### What the task asks
In the material below, how many lines include the word "Microsoft"? Write only the number.
= = =
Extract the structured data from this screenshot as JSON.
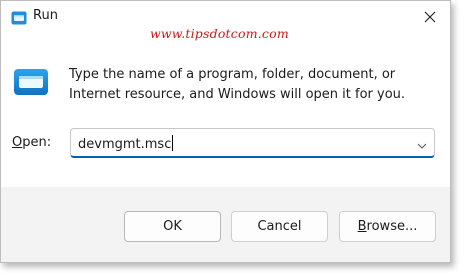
{
  "window": {
    "title": "Run",
    "close_glyph": "✕",
    "app_icon": "run-icon"
  },
  "watermark": "www.tipsdotcom.com",
  "description": {
    "line1": "Type the name of a program, folder, document, or",
    "line2": "Internet resource, and Windows will open it for you."
  },
  "open_field": {
    "label_mnemonic": "O",
    "label_rest": "pen:",
    "value": "devmgmt.msc"
  },
  "buttons": {
    "ok": "OK",
    "cancel": "Cancel",
    "browse_mnemonic": "B",
    "browse_rest": "rowse..."
  },
  "colors": {
    "accent": "#005fb8",
    "watermark": "#cc1818",
    "icon_blue": "#1e8fd8"
  }
}
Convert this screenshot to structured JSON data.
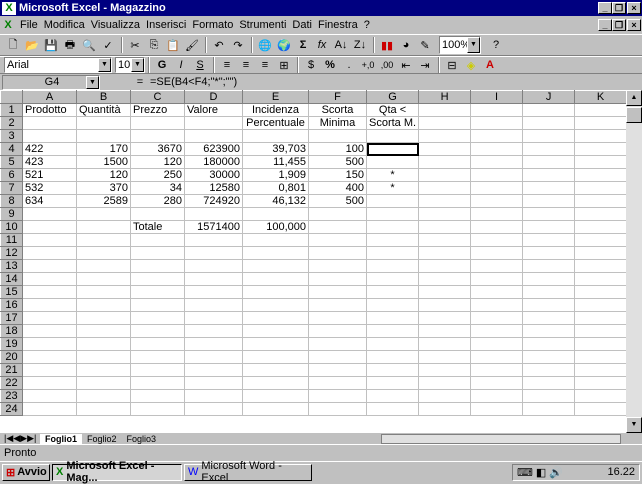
{
  "window": {
    "title": "Microsoft Excel - Magazzino"
  },
  "menu": [
    "File",
    "Modifica",
    "Visualizza",
    "Inserisci",
    "Formato",
    "Strumenti",
    "Dati",
    "Finestra",
    "?"
  ],
  "toolbar": {
    "zoom": "100%",
    "font": "Arial",
    "size": "10"
  },
  "formula_bar": {
    "cell": "G4",
    "eq": "=",
    "formula": "=SE(B4<F4;\"*\";\"\")"
  },
  "columns": [
    "A",
    "B",
    "C",
    "D",
    "E",
    "F",
    "G",
    "H",
    "I",
    "J",
    "K"
  ],
  "rows": [
    [
      "Prodotto",
      "Quantità",
      "Prezzo",
      "Valore",
      "Incidenza",
      "Scorta",
      "Qta <",
      "",
      "",
      "",
      ""
    ],
    [
      "",
      "",
      "",
      "",
      "Percentuale",
      "Minima",
      "Scorta M.",
      "",
      "",
      "",
      ""
    ],
    [
      "",
      "",
      "",
      "",
      "",
      "",
      "",
      "",
      "",
      "",
      ""
    ],
    [
      "422",
      "170",
      "3670",
      "623900",
      "39,703",
      "100",
      "",
      "",
      "",
      "",
      ""
    ],
    [
      "423",
      "1500",
      "120",
      "180000",
      "11,455",
      "500",
      "",
      "",
      "",
      "",
      ""
    ],
    [
      "521",
      "120",
      "250",
      "30000",
      "1,909",
      "150",
      "*",
      "",
      "",
      "",
      ""
    ],
    [
      "532",
      "370",
      "34",
      "12580",
      "0,801",
      "400",
      "*",
      "",
      "",
      "",
      ""
    ],
    [
      "634",
      "2589",
      "280",
      "724920",
      "46,132",
      "500",
      "",
      "",
      "",
      "",
      ""
    ],
    [
      "",
      "",
      "",
      "",
      "",
      "",
      "",
      "",
      "",
      "",
      ""
    ],
    [
      "",
      "",
      "Totale",
      "1571400",
      "100,000",
      "",
      "",
      "",
      "",
      "",
      ""
    ]
  ],
  "row_count": 24,
  "sheets": [
    "Foglio1",
    "Foglio2",
    "Foglio3"
  ],
  "status": "Pronto",
  "taskbar": {
    "start": "Avvio",
    "tasks": [
      "Microsoft Excel - Mag...",
      "Microsoft Word - Excel"
    ],
    "clock": "16.22"
  }
}
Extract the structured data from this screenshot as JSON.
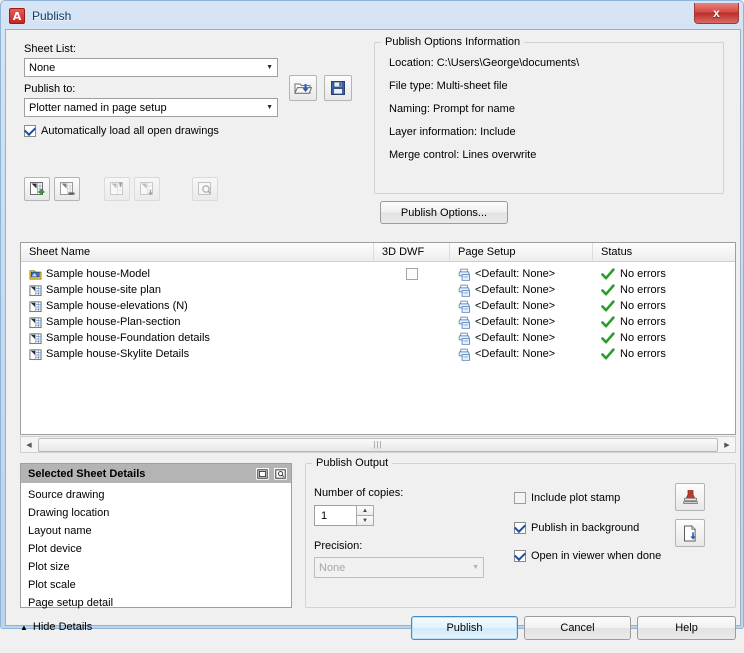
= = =
### Expected answer
3